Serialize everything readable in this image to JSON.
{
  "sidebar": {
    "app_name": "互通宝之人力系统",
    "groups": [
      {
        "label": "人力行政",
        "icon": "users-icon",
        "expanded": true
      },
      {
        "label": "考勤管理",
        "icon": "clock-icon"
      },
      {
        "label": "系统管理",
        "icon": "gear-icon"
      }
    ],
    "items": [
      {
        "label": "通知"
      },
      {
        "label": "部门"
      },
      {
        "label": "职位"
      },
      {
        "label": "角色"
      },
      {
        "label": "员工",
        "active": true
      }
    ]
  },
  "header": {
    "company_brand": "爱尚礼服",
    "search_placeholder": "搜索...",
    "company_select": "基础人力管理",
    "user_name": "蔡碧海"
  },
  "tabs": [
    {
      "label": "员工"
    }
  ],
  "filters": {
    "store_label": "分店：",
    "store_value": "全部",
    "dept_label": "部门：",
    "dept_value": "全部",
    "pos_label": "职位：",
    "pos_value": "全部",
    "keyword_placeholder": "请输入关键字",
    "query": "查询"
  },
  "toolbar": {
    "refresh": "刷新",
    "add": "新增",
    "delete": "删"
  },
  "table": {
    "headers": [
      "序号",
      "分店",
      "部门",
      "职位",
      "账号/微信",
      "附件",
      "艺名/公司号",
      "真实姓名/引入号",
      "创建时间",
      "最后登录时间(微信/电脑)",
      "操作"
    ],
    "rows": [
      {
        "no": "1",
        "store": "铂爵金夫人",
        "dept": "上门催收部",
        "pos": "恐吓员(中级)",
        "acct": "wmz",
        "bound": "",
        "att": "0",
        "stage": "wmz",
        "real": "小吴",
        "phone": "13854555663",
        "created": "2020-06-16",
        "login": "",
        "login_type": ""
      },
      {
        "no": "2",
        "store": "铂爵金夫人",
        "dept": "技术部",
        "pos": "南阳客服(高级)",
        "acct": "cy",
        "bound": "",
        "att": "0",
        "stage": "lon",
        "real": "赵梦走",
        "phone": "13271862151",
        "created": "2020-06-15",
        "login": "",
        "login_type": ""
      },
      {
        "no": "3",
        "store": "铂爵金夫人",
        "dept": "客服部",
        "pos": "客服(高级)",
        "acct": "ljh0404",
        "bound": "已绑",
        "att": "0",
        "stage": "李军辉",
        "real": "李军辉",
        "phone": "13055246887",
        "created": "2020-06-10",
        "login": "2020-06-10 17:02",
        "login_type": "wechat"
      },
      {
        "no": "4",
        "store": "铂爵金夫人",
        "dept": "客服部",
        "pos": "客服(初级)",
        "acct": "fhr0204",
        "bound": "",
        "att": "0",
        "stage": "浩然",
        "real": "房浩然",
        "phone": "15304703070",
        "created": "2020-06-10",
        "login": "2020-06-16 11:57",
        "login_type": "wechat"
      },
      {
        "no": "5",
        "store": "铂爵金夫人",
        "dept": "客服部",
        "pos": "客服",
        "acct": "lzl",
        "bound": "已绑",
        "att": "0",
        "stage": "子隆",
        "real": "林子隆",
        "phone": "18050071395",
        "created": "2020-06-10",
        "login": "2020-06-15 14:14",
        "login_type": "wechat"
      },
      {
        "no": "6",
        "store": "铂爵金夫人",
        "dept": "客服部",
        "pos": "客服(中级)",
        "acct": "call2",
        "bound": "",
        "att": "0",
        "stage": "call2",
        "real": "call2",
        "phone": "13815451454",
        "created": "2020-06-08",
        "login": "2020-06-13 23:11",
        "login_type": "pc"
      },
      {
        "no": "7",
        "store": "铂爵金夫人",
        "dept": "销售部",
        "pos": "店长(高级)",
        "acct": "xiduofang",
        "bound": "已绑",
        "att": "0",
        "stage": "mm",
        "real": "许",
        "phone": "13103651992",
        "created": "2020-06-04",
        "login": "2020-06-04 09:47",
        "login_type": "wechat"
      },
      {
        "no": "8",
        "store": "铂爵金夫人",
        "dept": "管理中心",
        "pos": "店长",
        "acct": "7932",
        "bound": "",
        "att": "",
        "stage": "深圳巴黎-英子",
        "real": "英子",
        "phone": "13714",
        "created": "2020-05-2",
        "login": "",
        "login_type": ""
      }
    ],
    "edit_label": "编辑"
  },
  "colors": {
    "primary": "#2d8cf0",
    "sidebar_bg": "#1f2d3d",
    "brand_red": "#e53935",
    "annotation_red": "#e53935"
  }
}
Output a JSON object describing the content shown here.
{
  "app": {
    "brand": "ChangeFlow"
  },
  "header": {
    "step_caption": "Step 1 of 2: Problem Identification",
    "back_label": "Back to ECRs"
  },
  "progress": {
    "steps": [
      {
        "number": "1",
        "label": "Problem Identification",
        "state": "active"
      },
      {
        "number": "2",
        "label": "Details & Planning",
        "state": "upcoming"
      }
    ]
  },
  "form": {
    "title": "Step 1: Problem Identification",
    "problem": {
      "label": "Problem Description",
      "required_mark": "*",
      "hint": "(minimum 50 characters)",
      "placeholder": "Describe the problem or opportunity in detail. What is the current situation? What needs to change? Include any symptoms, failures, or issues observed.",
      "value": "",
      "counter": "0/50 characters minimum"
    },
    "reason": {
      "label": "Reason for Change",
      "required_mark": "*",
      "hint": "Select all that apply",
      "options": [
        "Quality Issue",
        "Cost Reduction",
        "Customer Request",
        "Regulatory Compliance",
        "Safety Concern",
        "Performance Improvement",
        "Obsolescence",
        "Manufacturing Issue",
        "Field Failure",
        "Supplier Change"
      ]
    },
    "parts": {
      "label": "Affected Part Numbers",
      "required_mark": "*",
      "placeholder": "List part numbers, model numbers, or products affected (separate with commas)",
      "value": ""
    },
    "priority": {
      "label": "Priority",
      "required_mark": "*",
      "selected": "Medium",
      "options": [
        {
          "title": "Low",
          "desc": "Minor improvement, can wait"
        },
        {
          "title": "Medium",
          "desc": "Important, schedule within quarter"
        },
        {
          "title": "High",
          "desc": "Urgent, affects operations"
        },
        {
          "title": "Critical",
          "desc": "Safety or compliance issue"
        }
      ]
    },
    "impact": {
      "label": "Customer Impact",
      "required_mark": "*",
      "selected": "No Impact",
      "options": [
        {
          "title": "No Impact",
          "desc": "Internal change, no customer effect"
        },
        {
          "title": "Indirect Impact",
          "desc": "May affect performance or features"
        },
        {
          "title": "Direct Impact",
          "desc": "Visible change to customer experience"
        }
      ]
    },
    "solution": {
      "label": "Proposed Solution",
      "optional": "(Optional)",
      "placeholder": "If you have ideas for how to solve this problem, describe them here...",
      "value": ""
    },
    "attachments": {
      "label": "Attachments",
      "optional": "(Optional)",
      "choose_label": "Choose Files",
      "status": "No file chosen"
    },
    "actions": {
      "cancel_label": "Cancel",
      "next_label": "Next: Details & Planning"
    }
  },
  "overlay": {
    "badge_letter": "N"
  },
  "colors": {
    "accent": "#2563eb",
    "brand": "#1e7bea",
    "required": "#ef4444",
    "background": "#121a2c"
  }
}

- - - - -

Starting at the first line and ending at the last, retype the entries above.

> Answer section
Serialize everything readable in this image to JSON.
{
  "sidebar": {
    "app_name": "互通宝之人力系统",
    "groups": [
      {
        "label": "人力行政",
        "icon": "users-icon",
        "expanded": true
      },
      {
        "label": "考勤管理",
        "icon": "clock-icon"
      },
      {
        "label": "系统管理",
        "icon": "gear-icon"
      }
    ],
    "items": [
      {
        "label": "通知"
      },
      {
        "label": "部门"
      },
      {
        "label": "职位"
      },
      {
        "label": "角色"
      },
      {
        "label": "员工",
        "active": true
      }
    ]
  },
  "header": {
    "company_brand": "爱尚礼服",
    "search_placeholder": "搜索...",
    "company_select": "基础人力管理",
    "user_name": "蔡碧海"
  },
  "tabs": [
    {
      "label": "员工"
    }
  ],
  "filters": {
    "store_label": "分店：",
    "store_value": "全部",
    "dept_label": "部门：",
    "dept_value": "全部",
    "pos_label": "职位：",
    "pos_value": "全部",
    "keyword_placeholder": "请输入关键字",
    "query": "查询"
  },
  "toolbar": {
    "refresh": "刷新",
    "add": "新增",
    "delete": "删"
  },
  "table": {
    "headers": [
      "序号",
      "分店",
      "部门",
      "职位",
      "账号/微信",
      "附件",
      "艺名/公司号",
      "真实姓名/引入号",
      "创建时间",
      "最后登录时间(微信/电脑)",
      "操作"
    ],
    "rows": [
      {
        "no": "1",
        "store": "铂爵金夫人",
        "dept": "上门催收部",
        "pos": "恐吓员(中级)",
        "acct": "wmz",
        "bound": "",
        "att": "0",
        "stage": "wmz",
        "real": "小吴",
        "phone": "13854555663",
        "created": "2020-06-16",
        "login": "",
        "login_type": ""
      },
      {
        "no": "2",
        "store": "铂爵金夫人",
        "dept": "技术部",
        "pos": "南阳客服(高级)",
        "acct": "cy",
        "bound": "",
        "att": "0",
        "stage": "lon",
        "real": "赵梦走",
        "phone": "13271862151",
        "created": "2020-06-15",
        "login": "",
        "login_type": ""
      },
      {
        "no": "3",
        "store": "铂爵金夫人",
        "dept": "客服部",
        "pos": "客服(高级)",
        "acct": "ljh0404",
        "bound": "已绑",
        "att": "0",
        "stage": "李军辉",
        "real": "李军辉",
        "phone": "13055246887",
        "created": "2020-06-10",
        "login": "2020-06-10 17:02",
        "login_type": "wechat"
      },
      {
        "no": "4",
        "store": "铂爵金夫人",
        "dept": "客服部",
        "pos": "客服(初级)",
        "acct": "fhr0204",
        "bound": "",
        "att": "0",
        "stage": "浩然",
        "real": "房浩然",
        "phone": "15304703070",
        "created": "2020-06-10",
        "login": "2020-06-16 11:57",
        "login_type": "wechat"
      },
      {
        "no": "5",
        "store": "铂爵金夫人",
        "dept": "客服部",
        "pos": "客服",
        "acct": "lzl",
        "bound": "已绑",
        "att": "0",
        "stage": "子隆",
        "real": "林子隆",
        "phone": "18050071395",
        "created": "2020-06-10",
        "login": "2020-06-15 14:14",
        "login_type": "wechat"
      },
      {
        "no": "6",
        "store": "铂爵金夫人",
        "dept": "客服部",
        "pos": "客服(中级)",
        "acct": "call2",
        "bound": "",
        "att": "0",
        "stage": "call2",
        "real": "call2",
        "phone": "13815451454",
        "created": "2020-06-08",
        "login": "2020-06-13 23:11",
        "login_type": "pc"
      },
      {
        "no": "7",
        "store": "铂爵金夫人",
        "dept": "销售部",
        "pos": "店长(高级)",
        "acct": "xiduofang",
        "bound": "已绑",
        "att": "0",
        "stage": "mm",
        "real": "许",
        "phone": "13103651992",
        "created": "2020-06-04",
        "login": "2020-06-04 09:47",
        "login_type": "wechat"
      },
      {
        "no": "8",
        "store": "铂爵金夫人",
        "dept": "管理中心",
        "pos": "店长",
        "acct": "7932",
        "bound": "",
        "att": "",
        "stage": "深圳巴黎-英子",
        "real": "英子",
        "phone": "13714",
        "created": "2020-05-2",
        "login": "",
        "login_type": ""
      }
    ],
    "edit_label": "编辑"
  },
  "colors": {
    "primary": "#2d8cf0",
    "sidebar_bg": "#1f2d3d",
    "brand_red": "#e53935",
    "annotation_red": "#e53935"
  }
}
Output a JSON object describing the content shown here.
{
  "app": {
    "brand": "ChangeFlow"
  },
  "header": {
    "step_caption": "Step 1 of 2: Problem Identification",
    "back_label": "Back to ECRs"
  },
  "progress": {
    "steps": [
      {
        "number": "1",
        "label": "Problem Identification",
        "state": "active"
      },
      {
        "number": "2",
        "label": "Details & Planning",
        "state": "upcoming"
      }
    ]
  },
  "form": {
    "title": "Step 1: Problem Identification",
    "problem": {
      "label": "Problem Description",
      "required_mark": "*",
      "hint": "(minimum 50 characters)",
      "placeholder": "Describe the problem or opportunity in detail. What is the current situation? What needs to change? Include any symptoms, failures, or issues observed.",
      "value": "",
      "counter": "0/50 characters minimum"
    },
    "reason": {
      "label": "Reason for Change",
      "required_mark": "*",
      "hint": "Select all that apply",
      "options": [
        "Quality Issue",
        "Cost Reduction",
        "Customer Request",
        "Regulatory Compliance",
        "Safety Concern",
        "Performance Improvement",
        "Obsolescence",
        "Manufacturing Issue",
        "Field Failure",
        "Supplier Change"
      ]
    },
    "parts": {
      "label": "Affected Part Numbers",
      "required_mark": "*",
      "placeholder": "List part numbers, model numbers, or products affected (separate with commas)",
      "value": ""
    },
    "priority": {
      "label": "Priority",
      "required_mark": "*",
      "selected": "Medium",
      "options": [
        {
          "title": "Low",
          "desc": "Minor improvement, can wait"
        },
        {
          "title": "Medium",
          "desc": "Important, schedule within quarter"
        },
        {
          "title": "High",
          "desc": "Urgent, affects operations"
        },
        {
          "title": "Critical",
          "desc": "Safety or compliance issue"
        }
      ]
    },
    "impact": {
      "label": "Customer Impact",
      "required_mark": "*",
      "selected": "No Impact",
      "options": [
        {
          "title": "No Impact",
          "desc": "Internal change, no customer effect"
        },
        {
          "title": "Indirect Impact",
          "desc": "May affect performance or features"
        },
        {
          "title": "Direct Impact",
          "desc": "Visible change to customer experience"
        }
      ]
    },
    "solution": {
      "label": "Proposed Solution",
      "optional": "(Optional)",
      "placeholder": "If you have ideas for how to solve this problem, describe them here...",
      "value": ""
    },
    "attachments": {
      "label": "Attachments",
      "optional": "(Optional)",
      "choose_label": "Choose Files",
      "status": "No file chosen"
    },
    "actions": {
      "cancel_label": "Cancel",
      "next_label": "Next: Details & Planning"
    }
  },
  "overlay": {
    "badge_letter": "N"
  },
  "colors": {
    "accent": "#2563eb",
    "brand": "#1e7bea",
    "required": "#ef4444",
    "background": "#121a2c"
  }
}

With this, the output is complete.